  20. Spring-mediated skull expansion: overall effects in sutural and parasutural areas. An experimental study in rabbits Expansão craniana com molas: efeitos globais nas áreas suturais e parassuturais. Estudo experimental em coelhos

    Directory of Open Access Journals (Sweden)

    Rodrigo de Faria Valle Dornelles

    2010-04-01

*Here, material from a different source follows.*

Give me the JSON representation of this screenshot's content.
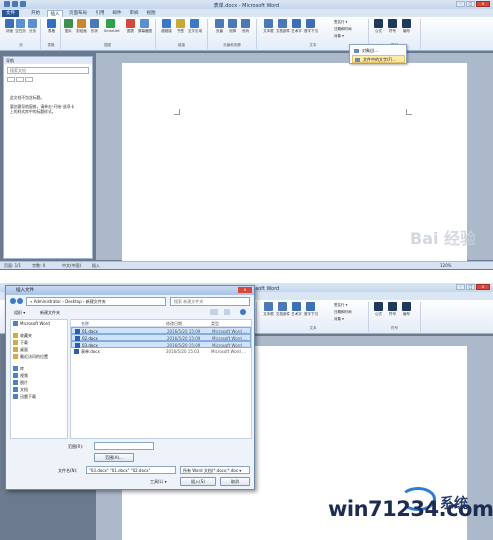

    Full Text Available PURPOSE: The use of springs in cranial expansion has proven to be effective in the treatment of craniosynostosis. Spring-mediated expansion has been studied both in the sagittal and in parasagittal regions, especially in scaphocephaly. A rabbit model was used in the present study to analyze the effects of springs on the cranial vault and sutures. METHODS: Thirteen 4-week-old New Zealand rabbits were divided into 4 groups: in group I, only amalgam markers were used as control; in group II, amalgam markers were used and sagittal suturectomy was performed; in group III, amalgam markers were used, a sagittal suturectomy was performed and an expansible spring was fitted in the interparietal region and in group IV, markers were used and linear parasagittal craniectomy was carried out with springs. Animals were sacrificed after 2, 4, 8 and 12 weeks. Radiological control and histological analysis were performed in the area of spring implantation. RESULTS: In the groups using springs distraction of the craniectomy borders was greater than in those that did not use springs. New bone formation was observed in all groups, and was faster in group II. Bone growth started from the borders and depth. Bone regeneration presented a similar histological pattern in the groups with spring in the sagittal and parasagittal region. CONCLUSION: The rabbit model proved to be adequate for the analysis proposed by the study. The use of springs in the groups with sagittal and parasagittal osteotomy led to a similar distraction of amalgam markers and both groups had similar ossification histological pattern.OBJETIVO: O uso de molas na expansão craniana tem provado ser efetivo no tratamento da craniossinostoses. A expansão com molas tem sido estudada nas regiões sagital e parassagital, especialmente nas escafocefalias. Um modelo com coelho foi usado no presente estudo para analizar os efeitos das molas sobre a calota craniana e suturas. MÉTODOS: Treze coelhos Nova Zel